=== Brief ===
Find every line below with the string "JANEIRO" and pick it out.

Component data from apps and pages:

Segment Open

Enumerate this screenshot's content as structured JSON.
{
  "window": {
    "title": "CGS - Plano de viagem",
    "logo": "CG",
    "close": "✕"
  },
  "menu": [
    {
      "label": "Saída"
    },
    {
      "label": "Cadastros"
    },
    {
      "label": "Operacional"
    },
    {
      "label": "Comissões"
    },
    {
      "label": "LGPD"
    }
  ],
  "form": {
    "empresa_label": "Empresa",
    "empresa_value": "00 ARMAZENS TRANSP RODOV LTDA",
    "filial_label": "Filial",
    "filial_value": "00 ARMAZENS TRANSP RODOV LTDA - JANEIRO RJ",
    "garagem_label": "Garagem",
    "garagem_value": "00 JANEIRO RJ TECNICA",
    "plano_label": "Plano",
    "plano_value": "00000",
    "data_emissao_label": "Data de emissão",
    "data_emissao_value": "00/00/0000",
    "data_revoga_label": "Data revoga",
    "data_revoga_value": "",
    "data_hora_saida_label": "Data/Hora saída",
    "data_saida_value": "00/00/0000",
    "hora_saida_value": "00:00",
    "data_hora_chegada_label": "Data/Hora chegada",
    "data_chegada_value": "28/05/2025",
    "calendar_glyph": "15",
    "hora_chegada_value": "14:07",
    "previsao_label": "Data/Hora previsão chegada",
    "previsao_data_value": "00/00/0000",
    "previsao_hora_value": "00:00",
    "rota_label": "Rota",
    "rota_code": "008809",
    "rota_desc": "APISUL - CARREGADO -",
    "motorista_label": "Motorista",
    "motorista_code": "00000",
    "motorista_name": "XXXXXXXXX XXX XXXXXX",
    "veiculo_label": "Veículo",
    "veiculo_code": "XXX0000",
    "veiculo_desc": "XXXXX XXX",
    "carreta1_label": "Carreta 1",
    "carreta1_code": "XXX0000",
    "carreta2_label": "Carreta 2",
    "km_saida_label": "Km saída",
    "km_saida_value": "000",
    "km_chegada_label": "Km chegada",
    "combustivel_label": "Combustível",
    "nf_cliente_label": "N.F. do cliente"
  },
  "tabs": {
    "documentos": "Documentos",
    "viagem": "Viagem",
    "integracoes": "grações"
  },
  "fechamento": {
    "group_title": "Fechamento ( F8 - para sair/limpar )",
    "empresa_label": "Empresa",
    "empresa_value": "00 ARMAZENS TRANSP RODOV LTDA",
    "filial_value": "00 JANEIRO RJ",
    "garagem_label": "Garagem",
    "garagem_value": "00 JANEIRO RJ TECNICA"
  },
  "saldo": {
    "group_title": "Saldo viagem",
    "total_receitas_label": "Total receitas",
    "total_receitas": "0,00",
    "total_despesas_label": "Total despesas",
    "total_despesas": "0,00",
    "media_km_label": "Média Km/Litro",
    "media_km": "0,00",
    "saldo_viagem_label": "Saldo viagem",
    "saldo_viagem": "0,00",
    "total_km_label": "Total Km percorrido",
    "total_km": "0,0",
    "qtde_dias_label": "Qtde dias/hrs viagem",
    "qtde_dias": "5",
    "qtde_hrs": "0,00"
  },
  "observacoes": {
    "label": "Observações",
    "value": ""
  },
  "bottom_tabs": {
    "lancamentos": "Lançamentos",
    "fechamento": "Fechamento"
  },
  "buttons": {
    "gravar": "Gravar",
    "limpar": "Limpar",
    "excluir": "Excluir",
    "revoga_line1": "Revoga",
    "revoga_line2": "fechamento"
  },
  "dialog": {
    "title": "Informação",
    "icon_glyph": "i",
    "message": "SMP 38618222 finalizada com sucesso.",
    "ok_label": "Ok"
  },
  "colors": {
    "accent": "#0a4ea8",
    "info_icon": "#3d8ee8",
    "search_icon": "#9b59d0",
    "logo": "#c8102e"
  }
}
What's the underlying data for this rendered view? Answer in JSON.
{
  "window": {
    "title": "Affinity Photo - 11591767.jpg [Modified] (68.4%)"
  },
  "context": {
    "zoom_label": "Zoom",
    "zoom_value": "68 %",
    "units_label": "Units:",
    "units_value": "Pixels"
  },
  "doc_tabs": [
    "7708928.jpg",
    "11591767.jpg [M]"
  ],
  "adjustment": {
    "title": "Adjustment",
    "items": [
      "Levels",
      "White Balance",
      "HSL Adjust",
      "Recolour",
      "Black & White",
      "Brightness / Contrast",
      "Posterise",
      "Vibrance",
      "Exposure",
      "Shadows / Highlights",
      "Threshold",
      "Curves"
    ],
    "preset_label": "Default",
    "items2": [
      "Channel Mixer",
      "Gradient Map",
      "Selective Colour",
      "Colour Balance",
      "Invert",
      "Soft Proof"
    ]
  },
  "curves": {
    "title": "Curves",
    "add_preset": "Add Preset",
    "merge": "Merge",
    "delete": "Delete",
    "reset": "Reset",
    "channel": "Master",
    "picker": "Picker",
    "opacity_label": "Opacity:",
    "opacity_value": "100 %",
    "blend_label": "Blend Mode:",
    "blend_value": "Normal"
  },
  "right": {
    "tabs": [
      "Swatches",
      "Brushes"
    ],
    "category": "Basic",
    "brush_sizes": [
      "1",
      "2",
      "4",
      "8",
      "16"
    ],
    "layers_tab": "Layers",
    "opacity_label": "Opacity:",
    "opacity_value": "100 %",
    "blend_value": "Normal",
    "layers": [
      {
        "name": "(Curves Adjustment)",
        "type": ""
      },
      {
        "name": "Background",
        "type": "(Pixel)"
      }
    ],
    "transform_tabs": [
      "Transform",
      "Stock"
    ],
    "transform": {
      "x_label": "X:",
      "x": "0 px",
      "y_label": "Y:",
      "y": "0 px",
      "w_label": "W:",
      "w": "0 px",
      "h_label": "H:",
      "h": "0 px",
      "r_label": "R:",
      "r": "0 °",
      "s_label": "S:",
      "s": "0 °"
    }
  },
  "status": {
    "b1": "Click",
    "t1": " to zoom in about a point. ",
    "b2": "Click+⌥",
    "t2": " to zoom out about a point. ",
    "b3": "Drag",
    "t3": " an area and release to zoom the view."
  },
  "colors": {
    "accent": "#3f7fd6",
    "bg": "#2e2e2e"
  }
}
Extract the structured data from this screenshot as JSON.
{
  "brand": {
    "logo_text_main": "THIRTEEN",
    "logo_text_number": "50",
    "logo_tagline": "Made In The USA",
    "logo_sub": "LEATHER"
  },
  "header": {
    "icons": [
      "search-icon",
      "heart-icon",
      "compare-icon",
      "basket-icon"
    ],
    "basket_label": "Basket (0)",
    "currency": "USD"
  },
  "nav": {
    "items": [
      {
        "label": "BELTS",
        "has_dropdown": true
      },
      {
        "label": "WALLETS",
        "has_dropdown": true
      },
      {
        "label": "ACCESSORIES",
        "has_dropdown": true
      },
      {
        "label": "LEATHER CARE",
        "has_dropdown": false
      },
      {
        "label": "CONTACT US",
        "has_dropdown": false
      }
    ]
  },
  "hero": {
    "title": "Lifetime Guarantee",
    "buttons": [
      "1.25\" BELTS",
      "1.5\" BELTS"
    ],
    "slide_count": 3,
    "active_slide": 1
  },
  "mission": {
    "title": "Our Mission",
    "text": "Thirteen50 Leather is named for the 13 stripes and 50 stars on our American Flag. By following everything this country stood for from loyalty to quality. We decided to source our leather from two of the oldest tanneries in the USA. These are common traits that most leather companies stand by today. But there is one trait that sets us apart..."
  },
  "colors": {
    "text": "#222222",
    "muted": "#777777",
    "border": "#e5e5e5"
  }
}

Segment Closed

=== Finished task ===
    "filial_value": "00 ARMAZENS TRANSP RODOV LTDA - JANEIRO RJ",
    "garagem_value": "00 JANEIRO RJ TECNICA",
    "filial_value": "00 JANEIRO RJ",
    "garagem_value": "00 JANEIRO RJ TECNICA"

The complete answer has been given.